DATA EXCERPTS:
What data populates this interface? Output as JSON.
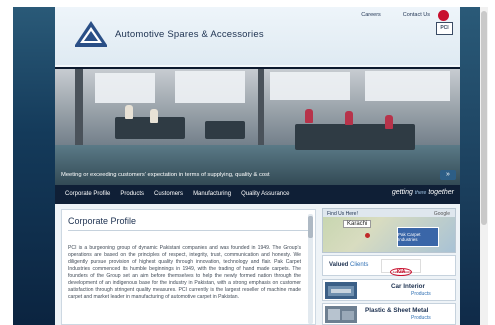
{
  "header": {
    "site_title": "Automotive Spares & Accessories",
    "logo_text": "PCI",
    "top_links": [
      "Careers",
      "Contact Us"
    ]
  },
  "hero": {
    "caption": "Meeting or exceeding customers' expectation in terms of supplying, quality & cost",
    "next_arrow": "»"
  },
  "nav": {
    "items": [
      "Corporate Profile",
      "Products",
      "Customers",
      "Manufacturing",
      "Quality Assurance"
    ],
    "tagline_left": "getting",
    "tagline_mid": "there",
    "tagline_right": "together"
  },
  "main": {
    "heading": "Corporate Profile",
    "body": "PCI is a burgeoning group of dynamic Pakistani companies and was founded in 1949. The Group's operations are based on the principles of respect, integrity, trust, communication and honesty. We diligently pursue provision of highest quality through innovation, technology and flair. Pak Carpet Industries commenced its humble beginnings in 1949, with the trading of hand made carpets. The founders of the Group set an aim before themselves to help the newly formed nation through the development of an indigenous base for the industry in Pakistan, with a strong emphasis on customer satisfaction through stringent quality measures. PCI currently is the largest reseller of machine made carpet and market leader in manufacturing of automotive carpet in Pakistan."
  },
  "sidebar": {
    "find_us": "Find Us Here!",
    "google": "Google",
    "map_city": "Karachi",
    "map_card": "Pak Carpet Industries",
    "clients_label_main": "Valued",
    "clients_label_accent": "Clients",
    "client_logo": "KIA",
    "client_logo_sub": "KIA MOTORS",
    "products": [
      {
        "name": "Car Interior",
        "link": "Products"
      },
      {
        "name": "Plastic & Sheet Metal",
        "link": "Products"
      }
    ]
  },
  "colors": {
    "navy": "#0f1f36",
    "accent_blue": "#2f6fb3",
    "flag_red": "#c8102e"
  }
}
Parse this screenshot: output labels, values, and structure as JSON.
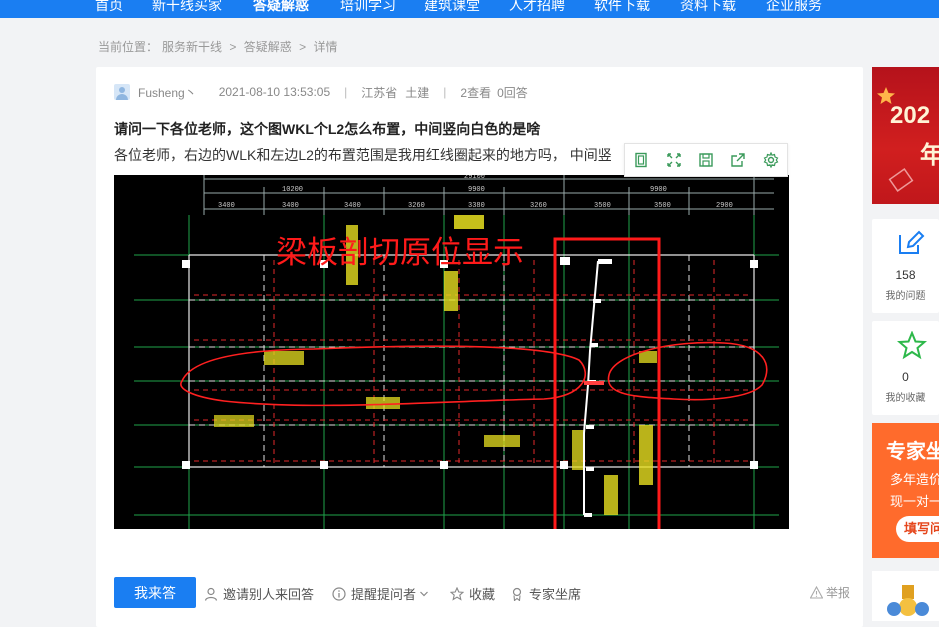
{
  "nav": {
    "items": [
      "首页",
      "新干线买家",
      "答疑解惑",
      "培训学习",
      "建筑课堂",
      "人才招聘",
      "软件下载",
      "资料下载",
      "企业服务"
    ],
    "active_index": 2
  },
  "breadcrumb": {
    "prefix": "当前位置：",
    "items": [
      "服务新干线",
      "答疑解惑",
      "详情"
    ],
    "separator": ">"
  },
  "question": {
    "author": "Fusheng丶",
    "datetime": "2021-08-10 13:53:05",
    "region": "江苏省",
    "category": "土建",
    "views": "2查看",
    "answers": "0回答",
    "title": "请问一下各位老师，这个图WKL个L2怎么布置，中间竖向白色的是啥",
    "description": "各位老师，右边的WLK和左边L2的布置范围是我用红线圈起来的地方吗， 中间竖"
  },
  "image_toolbar": {
    "icons": [
      "fit-screen-icon",
      "fullscreen-icon",
      "save-icon",
      "share-icon",
      "settings-icon"
    ]
  },
  "drawing": {
    "annotation": "梁板剖切原位显示",
    "top_dims": [
      "29100",
      "10200",
      "9900",
      "9900"
    ],
    "sub_dims": [
      "3400",
      "3400",
      "3400",
      "3260",
      "3380",
      "3260",
      "3500",
      "3500",
      "2900"
    ]
  },
  "actions": {
    "answer": "我来答",
    "invite": "邀请别人来回答",
    "remind": "提醒提问者",
    "favorite": "收藏",
    "expert": "专家坐席",
    "report": "举报"
  },
  "sidebar": {
    "banner_text": "202",
    "banner_text2": "年",
    "questions_count": "158",
    "questions_label": "我的问题",
    "favorites_count": "0",
    "favorites_label": "我的收藏",
    "promo_title": "专家坐",
    "promo_line1": "多年造价",
    "promo_line2": "现一对一",
    "promo_button": "填写问"
  },
  "colors": {
    "brand_blue": "#1a7ef2",
    "annotation_red": "#ff1a1a",
    "promo_orange": "#ff6b2c"
  }
}
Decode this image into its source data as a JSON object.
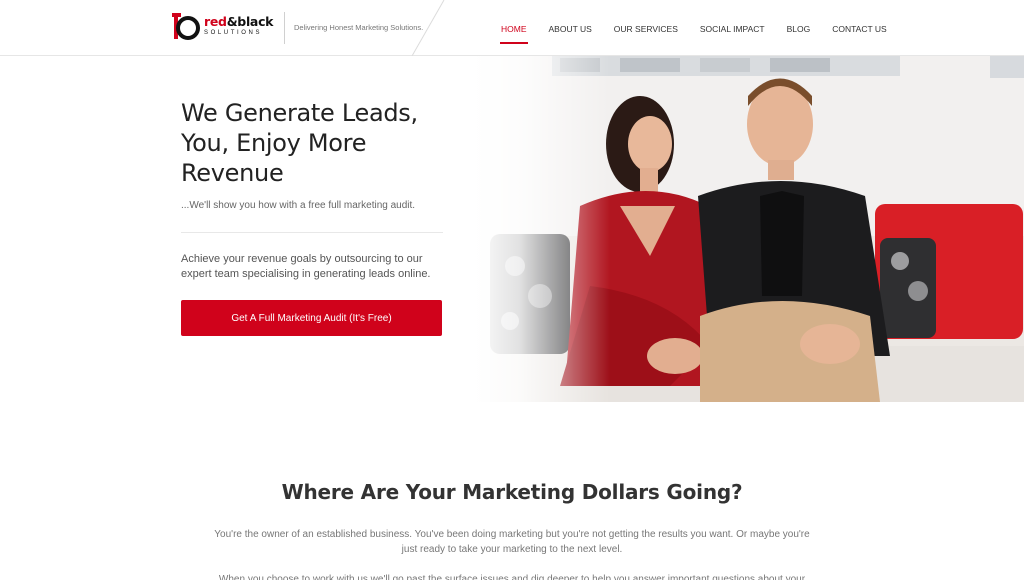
{
  "header": {
    "logo_word_red": "red",
    "logo_word_rest": "&black",
    "logo_sub": "SOLUTIONS",
    "tagline": "Delivering Honest Marketing Solutions.",
    "nav": [
      {
        "label": "HOME",
        "active": true
      },
      {
        "label": "ABOUT US",
        "active": false
      },
      {
        "label": "OUR SERVICES",
        "active": false
      },
      {
        "label": "SOCIAL IMPACT",
        "active": false
      },
      {
        "label": "BLOG",
        "active": false
      },
      {
        "label": "CONTACT US",
        "active": false
      }
    ]
  },
  "hero": {
    "title": "We Generate Leads, You, Enjoy More Revenue",
    "subtitle": "...We'll show you how with a free full marketing audit.",
    "body": "Achieve your revenue goals by outsourcing to our expert team specialising in generating leads online.",
    "cta_label": "Get A Full Marketing Audit (It's Free)"
  },
  "section": {
    "title": "Where Are Your Marketing Dollars Going?",
    "paragraph1": "You're the owner of an established business. You've been doing marketing but you're not getting the results you want. Or maybe you're just ready to take your marketing to the next level.",
    "paragraph2": "When you choose to work with us we'll go past the surface issues and dig deeper to help you answer important questions about your"
  },
  "colors": {
    "brand_red": "#d0021b",
    "text_dark": "#222222",
    "text_muted": "#777777"
  }
}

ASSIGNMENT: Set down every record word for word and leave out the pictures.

TASK RESPONSE:
What data populates this interface? Output as JSON.
{
  "header": {
    "site_title": "Automotive Spares & Accessories",
    "logo_text": "PCI",
    "top_links": [
      "Careers",
      "Contact Us"
    ]
  },
  "hero": {
    "caption": "Meeting or exceeding customers' expectation in terms of supplying, quality & cost",
    "next_arrow": "»"
  },
  "nav": {
    "items": [
      "Corporate Profile",
      "Products",
      "Customers",
      "Manufacturing",
      "Quality Assurance"
    ],
    "tagline_left": "getting",
    "tagline_mid": "there",
    "tagline_right": "together"
  },
  "main": {
    "heading": "Corporate Profile",
    "body": "PCI is a burgeoning group of dynamic Pakistani companies and was founded in 1949. The Group's operations are based on the principles of respect, integrity, trust, communication and honesty. We diligently pursue provision of highest quality through innovation, technology and flair. Pak Carpet Industries commenced its humble beginnings in 1949, with the trading of hand made carpets. The founders of the Group set an aim before themselves to help the newly formed nation through the development of an indigenous base for the industry in Pakistan, with a strong emphasis on customer satisfaction through stringent quality measures. PCI currently is the largest reseller of machine made carpet and market leader in manufacturing of automotive carpet in Pakistan."
  },
  "sidebar": {
    "find_us": "Find Us Here!",
    "google": "Google",
    "map_city": "Karachi",
    "map_card": "Pak Carpet Industries",
    "clients_label_main": "Valued",
    "clients_label_accent": "Clients",
    "client_logo": "KIA",
    "client_logo_sub": "KIA MOTORS",
    "products": [
      {
        "name": "Car Interior",
        "link": "Products"
      },
      {
        "name": "Plastic & Sheet Metal",
        "link": "Products"
      }
    ]
  },
  "colors": {
    "navy": "#0f1f36",
    "accent_blue": "#2f6fb3",
    "flag_red": "#c8102e"
  }
}
Parse this screenshot: output labels, values, and structure as JSON.
{
  "nav": {
    "items": [
      "首页",
      "新干线买家",
      "答疑解惑",
      "培训学习",
      "建筑课堂",
      "人才招聘",
      "软件下载",
      "资料下载",
      "企业服务"
    ],
    "active_index": 2
  },
  "breadcrumb": {
    "prefix": "当前位置：",
    "items": [
      "服务新干线",
      "答疑解惑",
      "详情"
    ],
    "separator": ">"
  },
  "question": {
    "author": "Fusheng丶",
    "datetime": "2021-08-10 13:53:05",
    "region": "江苏省",
    "category": "土建",
    "views": "2查看",
    "answers": "0回答",
    "title": "请问一下各位老师，这个图WKL个L2怎么布置，中间竖向白色的是啥",
    "description": "各位老师，右边的WLK和左边L2的布置范围是我用红线圈起来的地方吗， 中间竖"
  },
  "image_toolbar": {
    "icons": [
      "fit-screen-icon",
      "fullscreen-icon",
      "save-icon",
      "share-icon",
      "settings-icon"
    ]
  },
  "drawing": {
    "annotation": "梁板剖切原位显示",
    "top_dims": [
      "29100",
      "10200",
      "9900",
      "9900"
    ],
    "sub_dims": [
      "3400",
      "3400",
      "3400",
      "3260",
      "3380",
      "3260",
      "3500",
      "3500",
      "2900"
    ]
  },
  "actions": {
    "answer": "我来答",
    "invite": "邀请别人来回答",
    "remind": "提醒提问者",
    "favorite": "收藏",
    "expert": "专家坐席",
    "report": "举报"
  },
  "sidebar": {
    "banner_text": "202",
    "banner_text2": "年",
    "questions_count": "158",
    "questions_label": "我的问题",
    "favorites_count": "0",
    "favorites_label": "我的收藏",
    "promo_title": "专家坐",
    "promo_line1": "多年造价",
    "promo_line2": "现一对一",
    "promo_button": "填写问"
  },
  "colors": {
    "brand_blue": "#1a7ef2",
    "annotation_red": "#ff1a1a",
    "promo_orange": "#ff6b2c"
  }
}
Decode this image into its source data as a JSON object.
{
  "header": {
    "logo_word_red": "red",
    "logo_word_rest": "&black",
    "logo_sub": "SOLUTIONS",
    "tagline": "Delivering Honest Marketing Solutions.",
    "nav": [
      {
        "label": "HOME",
        "active": true
      },
      {
        "label": "ABOUT US",
        "active": false
      },
      {
        "label": "OUR SERVICES",
        "active": false
      },
      {
        "label": "SOCIAL IMPACT",
        "active": false
      },
      {
        "label": "BLOG",
        "active": false
      },
      {
        "label": "CONTACT US",
        "active": false
      }
    ]
  },
  "hero": {
    "title": "We Generate Leads, You, Enjoy More Revenue",
    "subtitle": "...We'll show you how with a free full marketing audit.",
    "body": "Achieve your revenue goals by outsourcing to our expert team specialising in generating leads online.",
    "cta_label": "Get A Full Marketing Audit (It's Free)"
  },
  "section": {
    "title": "Where Are Your Marketing Dollars Going?",
    "paragraph1": "You're the owner of an established business. You've been doing marketing but you're not getting the results you want. Or maybe you're just ready to take your marketing to the next level.",
    "paragraph2": "When you choose to work with us we'll go past the surface issues and dig deeper to help you answer important questions about your"
  },
  "colors": {
    "brand_red": "#d0021b",
    "text_dark": "#222222",
    "text_muted": "#777777"
  }
}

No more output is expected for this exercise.